from Africa in Transition

Ivory Coast, Disarmament, and the Dozos

August 04, 2011

Blog Post

More on:

Sub-Saharan Africa

Ivory Coast

Wars and Conflict

Dozos stationed along the road from Man to Duékoué in western Ivory Coast, July 2011. (Nancy Palus/Courtesy IRIN)

As Ivory Coast President Alassane Ouattara embarks on a long and difficult process of national reconciliation after the divisive elections of November 2010 that led to four months of violence, the role of Dozos, a multinational fraternity of game hunters that participates in some traditional West African cult practices, complicates the process, especially in the western border regions.

Villages in Ivory Coast began employing Dozos to provide security in response to rising crime rates in the early 1990s. In general, they were viewed as a stabilizing force, providing protection when and where the police could not. In return, they were paid cash, allowed to hunt on private property, and even provided land to cultivate crops.

However, as Amnesty recently reported (see my blog post earlier this week), the Dozos have been implicated in atrocities alongside forces loyal to President Ouattara  in southwestern Ivory Coast, which generally supported defeated president Laurent Gbagbo in the November 2011 elections.
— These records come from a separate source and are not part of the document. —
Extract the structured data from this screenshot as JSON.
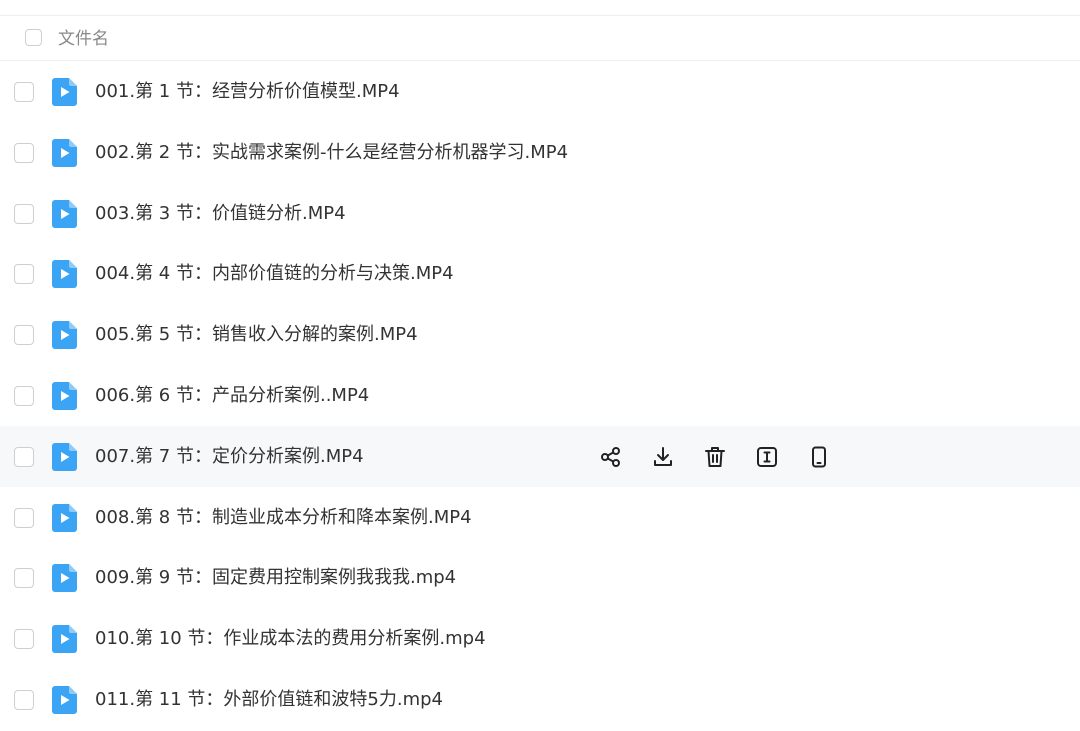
{
  "header": {
    "column_label": "文件名"
  },
  "files": [
    {
      "name": "001.第 1 节：经营分析价值模型.MP4"
    },
    {
      "name": "002.第 2 节：实战需求案例-什么是经营分析机器学习.MP4"
    },
    {
      "name": "003.第 3 节：价值链分析.MP4"
    },
    {
      "name": "004.第 4 节：内部价值链的分析与决策.MP4"
    },
    {
      "name": "005.第 5 节：销售收入分解的案例.MP4"
    },
    {
      "name": "006.第 6 节：产品分析案例..MP4"
    },
    {
      "name": "007.第 7 节：定价分析案例.MP4"
    },
    {
      "name": "008.第 8 节：制造业成本分析和降本案例.MP4"
    },
    {
      "name": "009.第 9 节：固定费用控制案例我我我.mp4"
    },
    {
      "name": "010.第 10 节：作业成本法的费用分析案例.mp4"
    },
    {
      "name": "011.第 11 节：外部价值链和波特5力.mp4"
    }
  ],
  "hovered_row_actions": [
    {
      "icon": "share-icon"
    },
    {
      "icon": "download-icon"
    },
    {
      "icon": "trash-icon"
    },
    {
      "icon": "rename-icon"
    },
    {
      "icon": "mobile-icon"
    }
  ],
  "colors": {
    "video_icon": "#3ba4f5",
    "hover_row_bg": "#f7f8fa",
    "action_icon": "#222222"
  }
}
IRIN news service reports that Ouattara’s government has publicly asked for assistance from Dozos in providing security. But Dozos are irregulars, not subject to, nor accepting of, military discipline.  Further, they are not indigenous to the areas where they have now established themselves and where refugees and internally displaced persons are likely to return.  It is unclear how the Ouattara government will deal with them or what their future will be. But, they will certainly complicate the Ivorian process of disarmament, demobilization, and reintegration of irregular fighters left over from a decade of political instability and civil war.

H/T to Asch Harwood.

Up
Close